“Our quickest time is 45 minutes, with two officers, round trip, on a good day,” he said.
The convenience of Burbank having its own jail, which can hold up to 70 people, is huge, Dilibert added.
“Response times will decrease because we can turn over officers quicker versus commuting to Glendale and back,” he said. “It’s such a huge benefit. We have control of what’s happening in the jail, and as a watch commander, I know what’s going on down there.”
Glendale Police Sgt. Tom Lorenz said, “operationally, things won’t change for us.”
That’s because Burbank police handled their own arrestees and Glendale had the extra space in its facility, Lorenz said.
The joint-use arrangement was the result of festering issues in Burbank with shoddy construction.
Water intrusion at the Burbank Police-Fire headquarters was discovered in 2000, two years after the building opened.
The water damaged the jail floor, causing it to peel and posing a trip hazard, Dilibert said.
Spot repairs on the facility began in 2000 and continued to 2008, when the first phase of the renovation plan began, Burbank Public Works Director Bonnie Teaford said.
The current phase of the work — estimated at $8.6 million — began at the end of March 2011. Teaford said she anticipates the work will be completed in the next few weeks.
The first phase of the project cost $1.3 million, according to a city report.

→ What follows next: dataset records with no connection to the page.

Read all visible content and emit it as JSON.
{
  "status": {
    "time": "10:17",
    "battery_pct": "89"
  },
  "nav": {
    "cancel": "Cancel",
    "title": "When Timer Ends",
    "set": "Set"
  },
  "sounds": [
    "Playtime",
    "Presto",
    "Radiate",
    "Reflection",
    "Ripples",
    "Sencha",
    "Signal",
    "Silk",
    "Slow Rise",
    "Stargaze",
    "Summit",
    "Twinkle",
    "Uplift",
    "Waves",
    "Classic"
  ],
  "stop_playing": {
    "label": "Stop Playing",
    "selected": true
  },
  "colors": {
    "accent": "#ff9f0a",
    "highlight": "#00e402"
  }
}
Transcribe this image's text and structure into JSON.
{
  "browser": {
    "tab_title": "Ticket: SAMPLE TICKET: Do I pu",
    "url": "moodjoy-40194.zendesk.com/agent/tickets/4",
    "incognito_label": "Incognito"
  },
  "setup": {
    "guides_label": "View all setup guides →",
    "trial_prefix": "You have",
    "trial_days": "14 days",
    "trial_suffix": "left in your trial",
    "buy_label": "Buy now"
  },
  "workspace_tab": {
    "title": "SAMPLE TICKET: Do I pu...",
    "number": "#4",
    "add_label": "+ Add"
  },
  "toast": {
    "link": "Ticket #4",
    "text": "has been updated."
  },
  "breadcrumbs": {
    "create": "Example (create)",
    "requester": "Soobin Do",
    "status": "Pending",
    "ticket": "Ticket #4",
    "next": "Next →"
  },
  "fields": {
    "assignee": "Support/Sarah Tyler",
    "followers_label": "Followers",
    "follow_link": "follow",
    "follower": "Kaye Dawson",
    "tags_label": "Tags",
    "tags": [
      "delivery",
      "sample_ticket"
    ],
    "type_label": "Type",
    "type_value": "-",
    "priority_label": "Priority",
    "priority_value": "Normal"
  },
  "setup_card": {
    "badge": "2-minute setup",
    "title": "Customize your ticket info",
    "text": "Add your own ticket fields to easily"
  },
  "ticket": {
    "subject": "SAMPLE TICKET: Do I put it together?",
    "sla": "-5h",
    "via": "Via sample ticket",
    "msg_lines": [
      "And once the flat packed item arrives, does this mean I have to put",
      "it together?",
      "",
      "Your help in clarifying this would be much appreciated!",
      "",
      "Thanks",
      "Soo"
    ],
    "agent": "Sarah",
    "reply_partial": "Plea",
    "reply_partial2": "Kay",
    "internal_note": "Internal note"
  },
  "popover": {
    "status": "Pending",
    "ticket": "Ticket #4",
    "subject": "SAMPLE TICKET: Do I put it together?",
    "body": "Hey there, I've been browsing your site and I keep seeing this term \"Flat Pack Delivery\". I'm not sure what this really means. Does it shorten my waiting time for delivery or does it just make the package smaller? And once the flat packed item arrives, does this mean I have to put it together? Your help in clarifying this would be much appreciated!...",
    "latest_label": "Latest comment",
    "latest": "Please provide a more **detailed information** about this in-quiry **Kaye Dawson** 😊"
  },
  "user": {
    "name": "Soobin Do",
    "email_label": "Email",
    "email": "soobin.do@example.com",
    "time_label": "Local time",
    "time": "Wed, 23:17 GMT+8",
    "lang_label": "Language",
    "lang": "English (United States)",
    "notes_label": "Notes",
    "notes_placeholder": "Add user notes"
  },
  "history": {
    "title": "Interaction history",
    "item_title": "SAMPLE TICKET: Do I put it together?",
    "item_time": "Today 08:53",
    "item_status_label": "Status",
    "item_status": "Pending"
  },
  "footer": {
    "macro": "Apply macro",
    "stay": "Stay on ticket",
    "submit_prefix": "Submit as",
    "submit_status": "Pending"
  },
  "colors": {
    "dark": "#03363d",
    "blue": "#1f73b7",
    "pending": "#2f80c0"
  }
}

Burbank Police Lt. Armen Dermenjian said police originally planned to open the jail on Feb. 14, but a final inspection revealed there were a few things to resolve.
Paint needed touching up and there were intercom connection problems.
“They were relatively minor, but we wanted to get everything fixed before the jail was occupied,” Dermenjian said.
A new meal plan for inmates is in place with Los Angeles County, a move the Burbank City Council approved in January that is expected to will save the city about $1,350 annually, according to a staff report.
The benefits of the services provided by the county involve more than a small savings, however. They also include more menu choices, less time required to prepare the hot meals and more frequent deliveries, according to a city report.
Outside the police-fire building this week, yellow caution tape closed off the back walkway into the building and potted plants sat near the entry as workers huddled to prepare for the work.
A canopy over the front entrance was still being worked on.
“We’re in the final stretches of about a year-long project,” Teaford said.